“We had some doubts about it early on,” Bloch says. “It was a very complicated building to build, but looking back, it was well worth it,” if only to experience the interior. “Our inside is just very, very beautiful,” he says.
The new entrance, in the largest of the glass boxes, propels visitors into a sunlit atrium with a better view of the original temple than one has from the outdoors. Overhead, a 70-foot-long steel truss slashes the space like a warning: no straight paths ahead, but plenty of angles that play off the symmetry of the original building. Holl also meant to honor “the individualism” of contemporary artists such as Franz Kline, whose scrawl of lines and arcs in the painting Turin helped inspire his design.
For all its glamour, the building is still a learning experience. White plaster walls are so polished, they could bounce daylight to the heavens—if cautious curators hadn't dropped the electronic shades to safeguard the artworks. The glass stopped a bullet in tests, but curators aren't convinced it will block UV rays. Holl is clearly annoyed.
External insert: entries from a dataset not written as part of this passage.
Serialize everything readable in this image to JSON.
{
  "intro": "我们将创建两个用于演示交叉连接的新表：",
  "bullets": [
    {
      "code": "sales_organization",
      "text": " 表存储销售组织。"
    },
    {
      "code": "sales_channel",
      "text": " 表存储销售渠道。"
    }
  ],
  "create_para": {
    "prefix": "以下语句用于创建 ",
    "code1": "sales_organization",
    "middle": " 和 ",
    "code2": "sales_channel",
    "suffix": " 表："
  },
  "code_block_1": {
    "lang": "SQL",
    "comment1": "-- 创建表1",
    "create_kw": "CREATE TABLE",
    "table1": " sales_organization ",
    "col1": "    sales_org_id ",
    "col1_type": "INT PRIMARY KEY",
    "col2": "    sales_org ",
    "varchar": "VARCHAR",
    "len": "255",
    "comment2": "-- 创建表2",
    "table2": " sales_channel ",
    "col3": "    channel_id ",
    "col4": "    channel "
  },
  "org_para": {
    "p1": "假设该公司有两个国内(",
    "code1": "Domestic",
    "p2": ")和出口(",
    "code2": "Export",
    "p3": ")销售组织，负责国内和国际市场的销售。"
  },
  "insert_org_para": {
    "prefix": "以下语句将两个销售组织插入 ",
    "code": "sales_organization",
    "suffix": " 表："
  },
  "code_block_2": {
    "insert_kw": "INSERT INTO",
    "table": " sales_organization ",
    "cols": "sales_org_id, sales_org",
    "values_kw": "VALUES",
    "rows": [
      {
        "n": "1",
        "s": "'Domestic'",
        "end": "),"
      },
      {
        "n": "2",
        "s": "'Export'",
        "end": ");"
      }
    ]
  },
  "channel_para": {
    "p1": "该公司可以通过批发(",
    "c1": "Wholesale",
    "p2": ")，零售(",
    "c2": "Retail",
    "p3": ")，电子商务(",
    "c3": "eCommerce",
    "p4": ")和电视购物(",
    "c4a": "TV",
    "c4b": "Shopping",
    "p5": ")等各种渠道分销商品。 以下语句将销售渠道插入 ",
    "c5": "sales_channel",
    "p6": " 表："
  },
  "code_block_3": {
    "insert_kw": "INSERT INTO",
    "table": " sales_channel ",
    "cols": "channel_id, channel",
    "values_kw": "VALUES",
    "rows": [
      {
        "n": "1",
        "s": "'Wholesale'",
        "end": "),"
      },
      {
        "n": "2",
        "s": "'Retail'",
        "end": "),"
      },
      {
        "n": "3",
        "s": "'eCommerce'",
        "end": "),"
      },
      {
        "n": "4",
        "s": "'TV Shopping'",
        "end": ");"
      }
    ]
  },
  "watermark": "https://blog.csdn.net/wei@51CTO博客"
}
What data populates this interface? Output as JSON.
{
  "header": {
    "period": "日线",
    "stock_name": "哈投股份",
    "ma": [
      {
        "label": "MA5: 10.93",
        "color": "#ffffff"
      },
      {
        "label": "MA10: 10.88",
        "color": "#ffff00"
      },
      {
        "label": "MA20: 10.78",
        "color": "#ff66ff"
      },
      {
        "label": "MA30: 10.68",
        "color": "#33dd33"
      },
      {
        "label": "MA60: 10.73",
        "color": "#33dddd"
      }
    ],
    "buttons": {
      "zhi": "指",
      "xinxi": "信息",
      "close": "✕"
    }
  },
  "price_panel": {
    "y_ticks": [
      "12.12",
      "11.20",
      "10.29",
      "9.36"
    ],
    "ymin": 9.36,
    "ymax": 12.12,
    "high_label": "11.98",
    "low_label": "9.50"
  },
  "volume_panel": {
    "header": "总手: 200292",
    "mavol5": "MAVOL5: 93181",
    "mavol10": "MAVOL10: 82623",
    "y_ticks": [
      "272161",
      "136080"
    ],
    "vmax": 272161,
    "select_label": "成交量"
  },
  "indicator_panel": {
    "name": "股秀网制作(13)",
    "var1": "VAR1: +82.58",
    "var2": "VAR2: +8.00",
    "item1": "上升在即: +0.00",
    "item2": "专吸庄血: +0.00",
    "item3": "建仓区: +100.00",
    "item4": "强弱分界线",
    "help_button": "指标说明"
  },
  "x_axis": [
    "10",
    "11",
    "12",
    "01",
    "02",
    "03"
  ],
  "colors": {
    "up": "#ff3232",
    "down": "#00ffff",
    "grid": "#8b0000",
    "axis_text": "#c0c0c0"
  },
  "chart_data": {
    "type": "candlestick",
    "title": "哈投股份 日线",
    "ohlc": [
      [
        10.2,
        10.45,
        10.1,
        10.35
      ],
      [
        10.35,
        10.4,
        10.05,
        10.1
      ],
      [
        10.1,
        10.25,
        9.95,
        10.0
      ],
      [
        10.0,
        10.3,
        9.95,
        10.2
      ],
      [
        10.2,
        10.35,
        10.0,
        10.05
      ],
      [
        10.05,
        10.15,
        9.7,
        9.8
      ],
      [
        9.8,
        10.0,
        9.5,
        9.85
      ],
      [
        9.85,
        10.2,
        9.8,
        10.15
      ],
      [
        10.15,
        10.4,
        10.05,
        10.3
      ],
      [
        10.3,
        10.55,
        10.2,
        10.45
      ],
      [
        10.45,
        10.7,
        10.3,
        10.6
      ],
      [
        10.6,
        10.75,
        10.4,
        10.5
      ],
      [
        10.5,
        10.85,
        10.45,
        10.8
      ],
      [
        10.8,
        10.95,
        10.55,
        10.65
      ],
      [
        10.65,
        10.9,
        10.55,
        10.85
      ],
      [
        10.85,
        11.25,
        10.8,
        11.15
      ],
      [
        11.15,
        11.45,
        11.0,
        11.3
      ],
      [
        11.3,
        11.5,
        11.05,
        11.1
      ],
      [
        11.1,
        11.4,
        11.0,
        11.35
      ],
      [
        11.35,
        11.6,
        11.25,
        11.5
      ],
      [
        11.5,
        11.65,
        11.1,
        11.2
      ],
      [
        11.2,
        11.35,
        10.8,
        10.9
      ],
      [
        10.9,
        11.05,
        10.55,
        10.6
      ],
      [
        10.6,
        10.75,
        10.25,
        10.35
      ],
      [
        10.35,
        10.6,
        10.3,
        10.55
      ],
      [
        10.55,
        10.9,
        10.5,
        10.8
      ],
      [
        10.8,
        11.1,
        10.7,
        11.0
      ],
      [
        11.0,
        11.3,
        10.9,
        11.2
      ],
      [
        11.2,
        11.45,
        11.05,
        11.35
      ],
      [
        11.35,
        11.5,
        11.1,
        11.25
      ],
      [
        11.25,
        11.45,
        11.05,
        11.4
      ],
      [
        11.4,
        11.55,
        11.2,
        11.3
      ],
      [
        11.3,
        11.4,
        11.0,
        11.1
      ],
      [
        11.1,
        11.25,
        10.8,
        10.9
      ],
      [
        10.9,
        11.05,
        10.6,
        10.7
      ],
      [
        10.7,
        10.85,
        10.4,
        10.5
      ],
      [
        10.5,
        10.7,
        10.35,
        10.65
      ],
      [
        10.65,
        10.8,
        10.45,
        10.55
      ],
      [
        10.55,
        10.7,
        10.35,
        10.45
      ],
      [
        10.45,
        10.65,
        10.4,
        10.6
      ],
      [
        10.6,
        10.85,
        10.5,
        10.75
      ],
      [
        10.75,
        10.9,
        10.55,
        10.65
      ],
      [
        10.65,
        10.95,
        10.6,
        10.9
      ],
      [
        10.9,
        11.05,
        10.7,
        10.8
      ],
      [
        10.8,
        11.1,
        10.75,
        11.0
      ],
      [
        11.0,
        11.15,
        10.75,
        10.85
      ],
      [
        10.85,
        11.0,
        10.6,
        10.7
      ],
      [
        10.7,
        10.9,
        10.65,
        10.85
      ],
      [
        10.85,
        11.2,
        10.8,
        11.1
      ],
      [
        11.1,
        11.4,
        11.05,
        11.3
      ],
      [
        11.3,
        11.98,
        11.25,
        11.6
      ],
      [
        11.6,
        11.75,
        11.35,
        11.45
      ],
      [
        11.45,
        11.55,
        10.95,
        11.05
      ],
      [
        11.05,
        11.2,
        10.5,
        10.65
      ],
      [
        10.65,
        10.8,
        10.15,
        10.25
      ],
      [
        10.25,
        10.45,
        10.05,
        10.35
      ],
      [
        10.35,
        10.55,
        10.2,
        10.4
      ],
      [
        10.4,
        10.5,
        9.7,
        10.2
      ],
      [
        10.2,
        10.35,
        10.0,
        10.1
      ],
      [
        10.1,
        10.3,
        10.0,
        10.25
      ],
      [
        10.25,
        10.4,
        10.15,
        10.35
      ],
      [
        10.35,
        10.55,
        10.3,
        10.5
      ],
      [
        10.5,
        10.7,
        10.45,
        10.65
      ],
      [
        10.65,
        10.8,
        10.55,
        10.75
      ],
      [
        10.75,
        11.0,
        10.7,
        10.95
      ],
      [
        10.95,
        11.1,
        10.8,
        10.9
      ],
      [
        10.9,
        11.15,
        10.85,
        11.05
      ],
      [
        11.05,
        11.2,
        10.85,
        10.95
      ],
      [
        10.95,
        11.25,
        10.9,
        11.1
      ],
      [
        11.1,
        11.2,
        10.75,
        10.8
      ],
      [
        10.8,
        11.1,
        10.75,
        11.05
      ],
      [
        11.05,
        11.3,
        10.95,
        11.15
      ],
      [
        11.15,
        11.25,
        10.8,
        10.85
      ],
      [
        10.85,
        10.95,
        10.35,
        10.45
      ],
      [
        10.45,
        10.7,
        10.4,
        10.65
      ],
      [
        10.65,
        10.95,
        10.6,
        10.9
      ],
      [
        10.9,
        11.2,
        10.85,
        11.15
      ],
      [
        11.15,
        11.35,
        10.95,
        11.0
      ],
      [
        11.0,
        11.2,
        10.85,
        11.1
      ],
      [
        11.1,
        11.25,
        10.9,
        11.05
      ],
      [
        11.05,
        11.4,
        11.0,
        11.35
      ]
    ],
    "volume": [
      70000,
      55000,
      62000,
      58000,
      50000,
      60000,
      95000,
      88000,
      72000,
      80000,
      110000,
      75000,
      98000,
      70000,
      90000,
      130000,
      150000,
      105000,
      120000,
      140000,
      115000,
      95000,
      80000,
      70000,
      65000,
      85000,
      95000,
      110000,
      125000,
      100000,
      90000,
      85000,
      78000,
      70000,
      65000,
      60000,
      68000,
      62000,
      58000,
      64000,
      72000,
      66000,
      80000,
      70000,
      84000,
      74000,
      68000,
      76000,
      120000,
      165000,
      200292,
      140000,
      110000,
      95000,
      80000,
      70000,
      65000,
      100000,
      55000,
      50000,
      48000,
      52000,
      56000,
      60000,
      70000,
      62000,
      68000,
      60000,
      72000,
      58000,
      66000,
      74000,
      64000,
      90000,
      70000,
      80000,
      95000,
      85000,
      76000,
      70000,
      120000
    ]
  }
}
McVoy opens a 34-foot-tall door to show off a chapel-size gallery installed with works by Sol LeWitt. The main feature on this occasion, however, is not the art, which is still under wraps. It's the view through a panel of transparent glass. The hilltop temple—where debutantes still bow to society in the great hall, and which everyone had worried, quite rightly, would never be the same—is perfectly framed.
“You see,” Holl says triumphantly, “it defers.”